O-G-SUS Elastic Drums, £5.99/$7.99
Released towards the end of 2014, Elastic Drums is fast establishing itself as one of the premier iOS drum machines.
Created by electronic music outfit Mouse On Mars, the app offers six channels of synthesized drum sounds, a step sequencer and four FX channels. It's highly tweakable, and produce sounds ranging from those you'd associate with a classic beatbox to truly 'out there' and original tones.
Support for Audiobus and Inter-App Audio is in place, and future versions are set to offer proper iPad support (with a landscape interface), more sequencer features and new synth engines.
Sugar Bytes Egoist for iPad, £22.99/$29.99
An iOS version of Sugar Bytes' plugin of the same name, Egoist comprises three main, independently sequenced modules: Bass/Beat, Slicer and Effects.
Beat/Bass plays host to a sample-based drum machine and a one-oscillator bass synth; the Slicer module chops samples (from the impressive bundled collection, your iPad Music library, or imported via iTunes) into up to 16 slices, at their transients or manually; and the Effects page houses seven characterful FX modules and an Effectrix-style sequencer, for rhythmic processing of the three sources, collectively.
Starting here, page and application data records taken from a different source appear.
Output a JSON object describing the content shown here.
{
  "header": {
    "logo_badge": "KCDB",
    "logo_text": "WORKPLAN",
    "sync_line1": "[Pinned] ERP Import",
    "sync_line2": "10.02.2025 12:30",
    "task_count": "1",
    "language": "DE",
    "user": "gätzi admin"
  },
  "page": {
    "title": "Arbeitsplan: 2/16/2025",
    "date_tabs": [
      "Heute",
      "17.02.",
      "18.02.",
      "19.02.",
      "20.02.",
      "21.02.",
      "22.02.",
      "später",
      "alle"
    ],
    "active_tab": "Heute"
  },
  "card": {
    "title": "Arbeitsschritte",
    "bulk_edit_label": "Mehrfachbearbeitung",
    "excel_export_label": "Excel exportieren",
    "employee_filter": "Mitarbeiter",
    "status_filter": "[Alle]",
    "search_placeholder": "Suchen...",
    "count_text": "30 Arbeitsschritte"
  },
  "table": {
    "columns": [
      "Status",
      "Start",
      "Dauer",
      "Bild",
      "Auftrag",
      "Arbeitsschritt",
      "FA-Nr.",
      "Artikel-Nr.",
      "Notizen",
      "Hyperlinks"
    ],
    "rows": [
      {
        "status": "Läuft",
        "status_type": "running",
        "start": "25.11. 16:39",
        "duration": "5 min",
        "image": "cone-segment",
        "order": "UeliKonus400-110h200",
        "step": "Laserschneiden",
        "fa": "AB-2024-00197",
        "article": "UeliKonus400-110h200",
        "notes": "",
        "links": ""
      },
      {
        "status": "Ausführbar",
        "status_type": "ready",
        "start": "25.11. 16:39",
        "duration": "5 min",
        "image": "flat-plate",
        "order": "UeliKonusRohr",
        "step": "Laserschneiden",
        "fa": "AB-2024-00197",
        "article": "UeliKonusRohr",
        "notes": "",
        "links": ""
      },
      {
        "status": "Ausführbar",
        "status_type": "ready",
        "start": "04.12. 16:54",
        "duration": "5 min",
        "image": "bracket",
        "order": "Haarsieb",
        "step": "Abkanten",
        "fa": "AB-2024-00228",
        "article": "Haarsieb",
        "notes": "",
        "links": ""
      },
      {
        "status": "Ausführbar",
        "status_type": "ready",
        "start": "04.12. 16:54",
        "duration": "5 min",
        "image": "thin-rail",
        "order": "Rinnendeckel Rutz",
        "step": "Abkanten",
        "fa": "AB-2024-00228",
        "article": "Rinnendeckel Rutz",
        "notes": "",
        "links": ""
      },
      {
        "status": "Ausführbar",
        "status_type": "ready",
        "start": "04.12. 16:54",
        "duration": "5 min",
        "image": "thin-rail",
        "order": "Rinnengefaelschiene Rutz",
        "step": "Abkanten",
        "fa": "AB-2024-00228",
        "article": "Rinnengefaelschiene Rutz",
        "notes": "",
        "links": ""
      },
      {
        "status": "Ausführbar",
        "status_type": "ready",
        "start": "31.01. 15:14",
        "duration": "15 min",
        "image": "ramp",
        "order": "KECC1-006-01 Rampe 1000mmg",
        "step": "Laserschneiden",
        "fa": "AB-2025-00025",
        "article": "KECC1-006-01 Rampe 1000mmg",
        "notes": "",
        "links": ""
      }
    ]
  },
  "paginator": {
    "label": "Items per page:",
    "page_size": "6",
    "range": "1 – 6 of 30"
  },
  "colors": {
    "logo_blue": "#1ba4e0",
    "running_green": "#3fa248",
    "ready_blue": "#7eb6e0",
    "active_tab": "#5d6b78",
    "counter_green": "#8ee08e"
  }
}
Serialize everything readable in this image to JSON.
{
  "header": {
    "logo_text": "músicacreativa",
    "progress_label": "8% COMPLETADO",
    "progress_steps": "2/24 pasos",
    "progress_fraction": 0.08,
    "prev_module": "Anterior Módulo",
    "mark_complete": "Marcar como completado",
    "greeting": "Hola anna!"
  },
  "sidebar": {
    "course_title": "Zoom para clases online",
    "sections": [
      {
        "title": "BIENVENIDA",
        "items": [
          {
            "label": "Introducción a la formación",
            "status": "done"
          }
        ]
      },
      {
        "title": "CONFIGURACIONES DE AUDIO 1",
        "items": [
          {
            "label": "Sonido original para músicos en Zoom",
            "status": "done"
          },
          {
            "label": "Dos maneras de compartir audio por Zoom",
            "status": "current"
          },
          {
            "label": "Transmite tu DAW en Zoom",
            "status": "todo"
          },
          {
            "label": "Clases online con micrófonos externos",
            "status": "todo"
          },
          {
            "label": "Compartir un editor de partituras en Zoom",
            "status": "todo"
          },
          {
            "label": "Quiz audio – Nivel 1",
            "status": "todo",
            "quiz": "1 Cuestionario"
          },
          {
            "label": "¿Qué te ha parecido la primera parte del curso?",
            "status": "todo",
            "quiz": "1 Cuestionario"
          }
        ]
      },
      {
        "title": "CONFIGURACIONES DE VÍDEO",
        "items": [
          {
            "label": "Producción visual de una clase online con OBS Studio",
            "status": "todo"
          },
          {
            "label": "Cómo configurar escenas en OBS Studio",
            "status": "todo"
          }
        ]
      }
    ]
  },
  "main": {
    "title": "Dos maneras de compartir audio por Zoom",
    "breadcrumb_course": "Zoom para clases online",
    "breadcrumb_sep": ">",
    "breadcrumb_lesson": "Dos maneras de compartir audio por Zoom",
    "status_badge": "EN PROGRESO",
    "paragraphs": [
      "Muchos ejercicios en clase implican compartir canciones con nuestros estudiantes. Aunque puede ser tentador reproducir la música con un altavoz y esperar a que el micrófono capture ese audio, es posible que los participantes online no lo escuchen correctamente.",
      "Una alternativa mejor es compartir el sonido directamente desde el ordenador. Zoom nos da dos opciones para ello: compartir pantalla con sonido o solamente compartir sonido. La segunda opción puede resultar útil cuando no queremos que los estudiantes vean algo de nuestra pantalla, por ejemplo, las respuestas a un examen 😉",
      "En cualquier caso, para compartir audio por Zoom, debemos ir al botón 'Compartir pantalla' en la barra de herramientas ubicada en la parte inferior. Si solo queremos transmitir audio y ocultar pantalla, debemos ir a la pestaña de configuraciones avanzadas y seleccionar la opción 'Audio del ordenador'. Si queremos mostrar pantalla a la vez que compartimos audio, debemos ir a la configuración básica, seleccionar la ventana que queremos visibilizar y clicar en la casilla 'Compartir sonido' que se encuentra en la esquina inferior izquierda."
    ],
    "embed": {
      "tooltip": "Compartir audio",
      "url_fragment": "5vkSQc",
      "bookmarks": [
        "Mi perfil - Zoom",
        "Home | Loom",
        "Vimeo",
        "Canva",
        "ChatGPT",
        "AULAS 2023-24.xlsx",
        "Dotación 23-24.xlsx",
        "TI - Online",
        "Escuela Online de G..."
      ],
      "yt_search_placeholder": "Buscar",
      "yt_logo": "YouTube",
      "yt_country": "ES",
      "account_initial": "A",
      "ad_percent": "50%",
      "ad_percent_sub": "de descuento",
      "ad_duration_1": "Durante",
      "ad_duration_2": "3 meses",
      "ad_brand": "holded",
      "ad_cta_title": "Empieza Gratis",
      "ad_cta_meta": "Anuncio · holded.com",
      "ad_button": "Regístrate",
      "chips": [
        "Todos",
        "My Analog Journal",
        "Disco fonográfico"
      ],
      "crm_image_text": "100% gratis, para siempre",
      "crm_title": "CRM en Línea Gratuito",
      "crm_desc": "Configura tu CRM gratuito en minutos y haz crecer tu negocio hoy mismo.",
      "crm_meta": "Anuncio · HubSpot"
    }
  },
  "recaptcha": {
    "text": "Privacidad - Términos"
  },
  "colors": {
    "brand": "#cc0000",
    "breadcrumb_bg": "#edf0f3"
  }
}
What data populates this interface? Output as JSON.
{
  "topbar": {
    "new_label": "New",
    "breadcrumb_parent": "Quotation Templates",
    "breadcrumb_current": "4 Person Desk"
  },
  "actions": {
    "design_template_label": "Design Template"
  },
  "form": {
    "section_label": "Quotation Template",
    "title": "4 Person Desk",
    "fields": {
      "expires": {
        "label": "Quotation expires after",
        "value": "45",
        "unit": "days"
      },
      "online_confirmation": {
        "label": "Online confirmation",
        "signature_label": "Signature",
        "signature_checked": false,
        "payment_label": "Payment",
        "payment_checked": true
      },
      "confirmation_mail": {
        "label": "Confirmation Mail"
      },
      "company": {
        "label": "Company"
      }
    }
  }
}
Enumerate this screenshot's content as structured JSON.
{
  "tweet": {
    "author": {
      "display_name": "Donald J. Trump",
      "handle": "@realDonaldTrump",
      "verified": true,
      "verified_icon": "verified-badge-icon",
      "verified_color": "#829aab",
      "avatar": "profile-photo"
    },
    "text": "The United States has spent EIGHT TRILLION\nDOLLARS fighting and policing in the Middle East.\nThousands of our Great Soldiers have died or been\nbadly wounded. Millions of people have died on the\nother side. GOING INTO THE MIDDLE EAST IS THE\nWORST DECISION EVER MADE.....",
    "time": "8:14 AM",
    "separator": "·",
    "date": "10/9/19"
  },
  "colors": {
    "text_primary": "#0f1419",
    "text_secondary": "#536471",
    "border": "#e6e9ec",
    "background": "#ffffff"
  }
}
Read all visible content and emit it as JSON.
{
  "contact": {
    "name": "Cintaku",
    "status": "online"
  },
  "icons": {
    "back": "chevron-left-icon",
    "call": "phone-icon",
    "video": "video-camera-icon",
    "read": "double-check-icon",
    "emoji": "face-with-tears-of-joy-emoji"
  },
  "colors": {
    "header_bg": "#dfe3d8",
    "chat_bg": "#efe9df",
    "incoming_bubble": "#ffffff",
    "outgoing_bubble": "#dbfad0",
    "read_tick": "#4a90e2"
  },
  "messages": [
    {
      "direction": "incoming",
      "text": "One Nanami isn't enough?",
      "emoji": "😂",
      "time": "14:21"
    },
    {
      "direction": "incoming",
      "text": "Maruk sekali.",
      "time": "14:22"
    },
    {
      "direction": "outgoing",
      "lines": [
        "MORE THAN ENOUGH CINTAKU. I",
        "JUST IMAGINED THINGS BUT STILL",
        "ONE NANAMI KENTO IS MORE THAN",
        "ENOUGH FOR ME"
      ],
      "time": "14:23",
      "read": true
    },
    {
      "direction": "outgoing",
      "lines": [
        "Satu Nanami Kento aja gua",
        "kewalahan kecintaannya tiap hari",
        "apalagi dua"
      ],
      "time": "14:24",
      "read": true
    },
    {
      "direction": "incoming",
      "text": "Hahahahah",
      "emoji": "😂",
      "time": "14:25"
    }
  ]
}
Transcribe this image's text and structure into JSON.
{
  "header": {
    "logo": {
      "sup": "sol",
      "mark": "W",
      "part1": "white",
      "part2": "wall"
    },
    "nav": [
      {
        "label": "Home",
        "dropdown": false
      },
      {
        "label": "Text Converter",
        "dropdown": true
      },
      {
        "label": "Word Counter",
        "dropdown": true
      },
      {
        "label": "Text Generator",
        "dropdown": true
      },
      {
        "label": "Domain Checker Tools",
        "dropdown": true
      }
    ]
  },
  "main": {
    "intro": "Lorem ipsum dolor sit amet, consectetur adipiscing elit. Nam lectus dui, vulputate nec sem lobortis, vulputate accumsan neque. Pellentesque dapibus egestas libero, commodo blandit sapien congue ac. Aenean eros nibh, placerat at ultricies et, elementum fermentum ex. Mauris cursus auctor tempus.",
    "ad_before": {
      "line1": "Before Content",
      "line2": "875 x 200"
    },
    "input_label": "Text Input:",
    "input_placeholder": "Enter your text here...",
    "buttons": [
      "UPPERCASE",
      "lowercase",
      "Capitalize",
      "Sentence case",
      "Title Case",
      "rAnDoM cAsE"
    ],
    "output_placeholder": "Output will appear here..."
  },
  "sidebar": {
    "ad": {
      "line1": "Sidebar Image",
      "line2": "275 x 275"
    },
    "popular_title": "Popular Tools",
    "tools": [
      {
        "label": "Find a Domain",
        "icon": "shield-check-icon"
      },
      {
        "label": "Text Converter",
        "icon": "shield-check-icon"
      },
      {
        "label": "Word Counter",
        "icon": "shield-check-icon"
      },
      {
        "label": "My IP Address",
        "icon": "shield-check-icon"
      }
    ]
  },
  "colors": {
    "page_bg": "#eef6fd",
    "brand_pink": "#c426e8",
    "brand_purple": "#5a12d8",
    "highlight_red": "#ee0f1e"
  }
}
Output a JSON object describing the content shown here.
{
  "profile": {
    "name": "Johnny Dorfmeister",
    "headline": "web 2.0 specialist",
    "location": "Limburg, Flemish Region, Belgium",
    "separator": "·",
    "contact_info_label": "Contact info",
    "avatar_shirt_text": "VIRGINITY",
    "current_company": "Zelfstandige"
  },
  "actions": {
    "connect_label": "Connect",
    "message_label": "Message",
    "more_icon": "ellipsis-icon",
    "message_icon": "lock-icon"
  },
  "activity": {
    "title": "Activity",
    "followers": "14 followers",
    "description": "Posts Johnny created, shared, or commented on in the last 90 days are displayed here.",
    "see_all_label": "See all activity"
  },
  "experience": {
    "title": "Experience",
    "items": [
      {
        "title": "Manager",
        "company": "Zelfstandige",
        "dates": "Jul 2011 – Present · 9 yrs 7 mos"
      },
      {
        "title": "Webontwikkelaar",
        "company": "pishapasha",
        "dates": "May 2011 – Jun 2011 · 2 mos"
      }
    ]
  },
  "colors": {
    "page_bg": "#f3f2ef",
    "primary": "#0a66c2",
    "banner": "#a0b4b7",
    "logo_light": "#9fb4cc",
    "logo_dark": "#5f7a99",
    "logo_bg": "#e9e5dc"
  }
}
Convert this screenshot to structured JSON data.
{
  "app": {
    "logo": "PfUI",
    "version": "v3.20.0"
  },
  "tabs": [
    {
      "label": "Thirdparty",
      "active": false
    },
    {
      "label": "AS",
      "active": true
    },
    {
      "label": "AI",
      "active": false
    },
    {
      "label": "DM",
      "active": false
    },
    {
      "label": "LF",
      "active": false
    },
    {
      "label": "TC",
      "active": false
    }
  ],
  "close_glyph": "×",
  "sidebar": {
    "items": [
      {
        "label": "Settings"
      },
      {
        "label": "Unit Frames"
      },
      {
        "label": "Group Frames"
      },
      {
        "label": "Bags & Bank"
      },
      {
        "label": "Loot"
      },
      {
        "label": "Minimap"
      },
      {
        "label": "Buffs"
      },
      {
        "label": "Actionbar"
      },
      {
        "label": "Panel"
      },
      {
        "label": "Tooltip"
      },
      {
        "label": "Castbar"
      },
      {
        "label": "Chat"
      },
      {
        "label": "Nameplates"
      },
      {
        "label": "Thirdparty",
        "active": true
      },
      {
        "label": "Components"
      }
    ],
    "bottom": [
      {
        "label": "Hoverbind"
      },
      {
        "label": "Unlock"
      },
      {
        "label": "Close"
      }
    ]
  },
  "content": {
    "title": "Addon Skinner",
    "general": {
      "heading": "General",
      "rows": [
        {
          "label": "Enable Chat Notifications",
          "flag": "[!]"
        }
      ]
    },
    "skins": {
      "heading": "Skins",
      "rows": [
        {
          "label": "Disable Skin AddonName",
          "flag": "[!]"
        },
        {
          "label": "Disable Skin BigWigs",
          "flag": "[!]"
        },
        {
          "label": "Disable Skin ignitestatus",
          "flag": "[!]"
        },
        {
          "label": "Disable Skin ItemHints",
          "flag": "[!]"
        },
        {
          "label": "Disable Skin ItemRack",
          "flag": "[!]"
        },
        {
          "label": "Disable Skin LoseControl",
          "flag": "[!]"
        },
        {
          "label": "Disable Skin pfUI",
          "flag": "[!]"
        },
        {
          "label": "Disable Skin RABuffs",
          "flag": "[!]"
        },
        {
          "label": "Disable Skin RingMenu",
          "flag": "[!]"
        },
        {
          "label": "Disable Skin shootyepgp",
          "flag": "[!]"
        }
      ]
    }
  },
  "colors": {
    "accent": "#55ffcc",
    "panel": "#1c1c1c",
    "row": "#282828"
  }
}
It can feel a little fiddly at times, but Egoist is still one of the coolest, most platform-appropriate mini-DAWs on the App Store, and a great musical notepad.